Start of RECORDS FOR THE EXERCISE
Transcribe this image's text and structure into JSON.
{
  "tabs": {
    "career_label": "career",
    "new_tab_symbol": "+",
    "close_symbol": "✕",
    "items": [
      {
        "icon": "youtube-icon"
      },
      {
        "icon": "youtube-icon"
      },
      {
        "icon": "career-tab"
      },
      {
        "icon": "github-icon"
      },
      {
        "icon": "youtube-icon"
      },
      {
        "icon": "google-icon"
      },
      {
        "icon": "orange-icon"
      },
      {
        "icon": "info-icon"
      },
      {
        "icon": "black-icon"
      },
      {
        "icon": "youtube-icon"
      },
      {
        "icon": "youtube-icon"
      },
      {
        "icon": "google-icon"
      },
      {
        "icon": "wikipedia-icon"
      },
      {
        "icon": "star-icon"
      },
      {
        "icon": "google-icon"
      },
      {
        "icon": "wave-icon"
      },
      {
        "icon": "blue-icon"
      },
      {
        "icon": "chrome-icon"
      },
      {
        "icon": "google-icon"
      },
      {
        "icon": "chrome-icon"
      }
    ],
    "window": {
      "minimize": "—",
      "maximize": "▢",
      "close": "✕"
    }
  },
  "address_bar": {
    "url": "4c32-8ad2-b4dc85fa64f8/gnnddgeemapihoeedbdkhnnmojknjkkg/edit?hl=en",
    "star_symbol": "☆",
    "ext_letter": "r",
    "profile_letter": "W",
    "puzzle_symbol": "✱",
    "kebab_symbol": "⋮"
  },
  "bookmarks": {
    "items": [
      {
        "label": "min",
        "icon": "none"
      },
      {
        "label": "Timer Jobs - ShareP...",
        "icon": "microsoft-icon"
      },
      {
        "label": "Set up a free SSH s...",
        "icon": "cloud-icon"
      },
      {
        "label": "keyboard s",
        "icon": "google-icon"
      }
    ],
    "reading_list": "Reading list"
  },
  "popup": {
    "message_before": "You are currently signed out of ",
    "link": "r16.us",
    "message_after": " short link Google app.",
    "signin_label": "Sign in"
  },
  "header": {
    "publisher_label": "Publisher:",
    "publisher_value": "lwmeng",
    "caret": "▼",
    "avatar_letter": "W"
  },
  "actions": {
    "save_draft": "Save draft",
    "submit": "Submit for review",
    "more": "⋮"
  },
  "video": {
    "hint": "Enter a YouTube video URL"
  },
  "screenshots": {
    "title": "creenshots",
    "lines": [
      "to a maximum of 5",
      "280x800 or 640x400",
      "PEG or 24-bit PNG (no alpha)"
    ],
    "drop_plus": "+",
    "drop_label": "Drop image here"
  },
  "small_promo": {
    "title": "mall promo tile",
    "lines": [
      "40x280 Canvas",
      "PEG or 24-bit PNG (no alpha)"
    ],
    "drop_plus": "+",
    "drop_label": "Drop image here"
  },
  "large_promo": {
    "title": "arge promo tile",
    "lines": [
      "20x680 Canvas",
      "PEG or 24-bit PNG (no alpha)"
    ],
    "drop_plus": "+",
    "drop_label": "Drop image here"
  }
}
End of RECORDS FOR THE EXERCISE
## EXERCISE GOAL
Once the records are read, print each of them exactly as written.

## OUTPUT FOR THIS EXERCISE
Transcribe this image's text and structure into JSON.
{
  "tabs": {
    "career_label": "career",
    "new_tab_symbol": "+",
    "close_symbol": "✕",
    "items": [
      {
        "icon": "youtube-icon"
      },
      {
        "icon": "youtube-icon"
      },
      {
        "icon": "career-tab"
      },
      {
        "icon": "github-icon"
      },
      {
        "icon": "youtube-icon"
      },
      {
        "icon": "google-icon"
      },
      {
        "icon": "orange-icon"
      },
      {
        "icon": "info-icon"
      },
      {
        "icon": "black-icon"
      },
      {
        "icon": "youtube-icon"
      },
      {
        "icon": "youtube-icon"
      },
      {
        "icon": "google-icon"
      },
      {
        "icon": "wikipedia-icon"
      },
      {
        "icon": "star-icon"
      },
      {
        "icon": "google-icon"
      },
      {
        "icon": "wave-icon"
      },
      {
        "icon": "blue-icon"
      },
      {
        "icon": "chrome-icon"
      },
      {
        "icon": "google-icon"
      },
      {
        "icon": "chrome-icon"
      }
    ],
    "window": {
      "minimize": "—",
      "maximize": "▢",
      "close": "✕"
    }
  },
  "address_bar": {
    "url": "4c32-8ad2-b4dc85fa64f8/gnnddgeemapihoeedbdkhnnmojknjkkg/edit?hl=en",
    "star_symbol": "☆",
    "ext_letter": "r",
    "profile_letter": "W",
    "puzzle_symbol": "✱",
    "kebab_symbol": "⋮"
  },
  "bookmarks": {
    "items": [
      {
        "label": "min",
        "icon": "none"
      },
      {
        "label": "Timer Jobs - ShareP...",
        "icon": "microsoft-icon"
      },
      {
        "label": "Set up a free SSH s...",
        "icon": "cloud-icon"
      },
      {
        "label": "keyboard s",
        "icon": "google-icon"
      }
    ],
    "reading_list": "Reading list"
  },
  "popup": {
    "message_before": "You are currently signed out of ",
    "link": "r16.us",
    "message_after": " short link Google app.",
    "signin_label": "Sign in"
  },
  "header": {
    "publisher_label": "Publisher:",
    "publisher_value": "lwmeng",
    "caret": "▼",
    "avatar_letter": "W"
  },
  "actions": {
    "save_draft": "Save draft",
    "submit": "Submit for review",
    "more": "⋮"
  },
  "video": {
    "hint": "Enter a YouTube video URL"
  },
  "screenshots": {
    "title": "creenshots",
    "lines": [
      "to a maximum of 5",
      "280x800 or 640x400",
      "PEG or 24-bit PNG (no alpha)"
    ],
    "drop_plus": "+",
    "drop_label": "Drop image here"
  },
  "small_promo": {
    "title": "mall promo tile",
    "lines": [
      "40x280 Canvas",
      "PEG or 24-bit PNG (no alpha)"
    ],
    "drop_plus": "+",
    "drop_label": "Drop image here"
  },
  "large_promo": {
    "title": "arge promo tile",
    "lines": [
      "20x680 Canvas",
      "PEG or 24-bit PNG (no alpha)"
    ],
    "drop_plus": "+",
    "drop_label": "Drop image here"
  }
}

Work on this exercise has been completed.